After a person is arrested by the police and charged by the State with an alleged crime, the pretrial period starts. The Judge will then decide whether the person charged with an alleged crime should be released from jail prior to the trial and on what, if any, the terms of release should be. The Court looks at two (2) main factors when they decide the issues and the terms of pretrial release: whether the person presents  a substantial risk of flight or  danger to self or others. Generally, if a person does not present a substantial risk of flight or danger to self or others, the Court is supposed to release the person without bail or surety on their own recognizance.
Bail is a guarantee provided by a person charged with an alleged crime to the Court that they will appear for all Court dates and not be a danger to their self or others, and bail is generally returned after the trial. Bail is kind of like the shopping carts at Aldi’s: you pay a quarter to guarantee Aldi’s gets their cart back, and you get your quarter back once they get their cart back. Generally, bail takes the form of money, and it can be another form of property, such as a house. Perhaps at this point you can see the issues created by pretrial release and bail. For one, people are presumed innocent until proven guilty beyond a reasonable doubt by the State, and incarceration is the most significant criminal sentence other than the death penalty for people found guilty of a crime. People sitting in jail prior to trial is basically punishing innocent people, which is wrong on many levels. For two, the amount of money each person has varies, and people who have been charged with an alleged crime often do not have much money. The bail process assumes everybody can afford bail, which is not a good assumption, and innocent people can find themselves sitting in jail because they can’t afford bail.

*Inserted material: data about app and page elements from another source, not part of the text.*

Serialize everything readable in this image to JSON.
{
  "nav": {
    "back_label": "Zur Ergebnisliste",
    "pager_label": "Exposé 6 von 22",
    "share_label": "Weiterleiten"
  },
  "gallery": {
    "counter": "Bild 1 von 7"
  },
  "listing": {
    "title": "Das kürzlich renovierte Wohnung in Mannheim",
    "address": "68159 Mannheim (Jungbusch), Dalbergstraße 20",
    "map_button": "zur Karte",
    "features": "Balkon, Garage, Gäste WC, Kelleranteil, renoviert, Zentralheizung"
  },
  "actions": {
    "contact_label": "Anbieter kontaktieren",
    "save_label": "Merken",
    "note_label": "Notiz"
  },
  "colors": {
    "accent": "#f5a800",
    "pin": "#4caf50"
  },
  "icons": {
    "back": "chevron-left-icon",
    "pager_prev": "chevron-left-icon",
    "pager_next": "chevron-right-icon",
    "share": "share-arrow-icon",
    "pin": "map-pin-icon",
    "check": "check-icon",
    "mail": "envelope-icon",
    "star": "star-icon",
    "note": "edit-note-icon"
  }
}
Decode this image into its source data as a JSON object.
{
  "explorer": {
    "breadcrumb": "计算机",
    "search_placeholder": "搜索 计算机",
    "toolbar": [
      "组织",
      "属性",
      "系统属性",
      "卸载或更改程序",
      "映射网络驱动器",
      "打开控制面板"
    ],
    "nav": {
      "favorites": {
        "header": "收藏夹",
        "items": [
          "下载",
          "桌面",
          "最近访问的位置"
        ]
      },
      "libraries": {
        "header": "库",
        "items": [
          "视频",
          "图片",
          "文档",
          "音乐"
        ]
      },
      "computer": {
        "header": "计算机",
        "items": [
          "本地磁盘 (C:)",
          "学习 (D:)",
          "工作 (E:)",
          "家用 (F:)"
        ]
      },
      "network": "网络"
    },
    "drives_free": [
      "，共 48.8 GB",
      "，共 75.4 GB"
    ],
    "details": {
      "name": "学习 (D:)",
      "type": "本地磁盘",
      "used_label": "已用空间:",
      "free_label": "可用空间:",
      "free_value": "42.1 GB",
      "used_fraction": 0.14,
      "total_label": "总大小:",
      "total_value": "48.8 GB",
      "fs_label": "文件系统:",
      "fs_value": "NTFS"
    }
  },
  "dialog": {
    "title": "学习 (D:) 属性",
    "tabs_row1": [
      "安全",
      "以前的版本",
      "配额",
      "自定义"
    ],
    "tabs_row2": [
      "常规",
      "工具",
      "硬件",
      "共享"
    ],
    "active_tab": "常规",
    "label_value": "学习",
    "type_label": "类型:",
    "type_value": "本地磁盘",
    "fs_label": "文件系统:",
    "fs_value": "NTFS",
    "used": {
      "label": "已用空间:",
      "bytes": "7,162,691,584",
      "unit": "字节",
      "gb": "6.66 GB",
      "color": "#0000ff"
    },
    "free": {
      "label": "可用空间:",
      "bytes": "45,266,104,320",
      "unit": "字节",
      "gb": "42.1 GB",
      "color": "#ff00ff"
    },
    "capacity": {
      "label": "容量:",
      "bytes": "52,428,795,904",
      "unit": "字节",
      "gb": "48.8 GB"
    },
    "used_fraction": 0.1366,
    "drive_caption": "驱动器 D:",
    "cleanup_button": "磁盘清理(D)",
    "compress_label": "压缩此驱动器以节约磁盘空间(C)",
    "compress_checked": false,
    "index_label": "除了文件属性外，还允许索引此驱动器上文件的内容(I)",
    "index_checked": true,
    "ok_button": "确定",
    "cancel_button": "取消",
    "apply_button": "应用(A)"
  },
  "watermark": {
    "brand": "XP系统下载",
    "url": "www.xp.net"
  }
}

Fortunately, the pretrial release and bail process has become more progressive lately, and Courts are strongly encouraged to release people without bail prior to trial.
People have important Constitutional rights regarding bail. The 8th Amendment to the U.S. Constitution and Article I, Section 16 of the Indiana Constitution state: “Excessive bail shall not be required.” Article I, Section 17 of the Indiana Constitution states: “Offenses, other than murder or treason, shall be bailable by sufficient sureties. Murder or treason shall not be bailable, when the proof is evident, or the presumption strong.” Bail has to be a reasonable amount, and pretty much every offense is bailable.
I.C. 35-33-8-4 states: “Bail may not be set higher than that amount reasonably required  to assure the defendant’s appearance in court or  to assure the physical safety of another person or the community.” The Court takes the following factors into account when setting a bail amount:
(1) the length and character of the defendant’s residence in the community;
(2) the defendant’s employment status and history and his ability to give bail;
(3) the defendant’s family ties and relationships;
(4) the defendant’s character, reputation, habits, and mental condition;
(5) the defendant’s criminal or juvenile record, insofar as it demonstrates instability and a disdain for the court’s authority to bring him to trial;
(6) the defendant’s previous record in not responding to court appearances when required or with respect to flight to avoid criminal prosecution;
(7) the nature and gravity of the offense and the potential penalty faced, insofar as these factors are relevant to the risk of nonappearance;
(8) the source of funds or property to be used to post bail or to pay a premium, insofar as it affects the risk of nonappearance;
(9) that the defendant is a foreign national who is unlawfully present in the United States under federal immigration law; and
(10) any other factors, including any evidence of instability and a disdain for authority, which might indicate that the defendant might not recognize and adhere to the authority of the court to bring him to trial.
Generally, factor (7) carries a lot of weight, and the amount of bail generally increases as the level of the alleged crime increases. Bail can be revoked and/or increased under certain circumstances, especially for failure to appear for Court. The Court can require certain conditions for pretrial release or bail, including supervision by probation, pretrial services, or other public official, reasonable restrictions on the activities, movements, associations, and residence of the defendant, no contact orders, etc.
If you have been charged with an alleged crime and have pretrial release and/or bail issues, contact me today.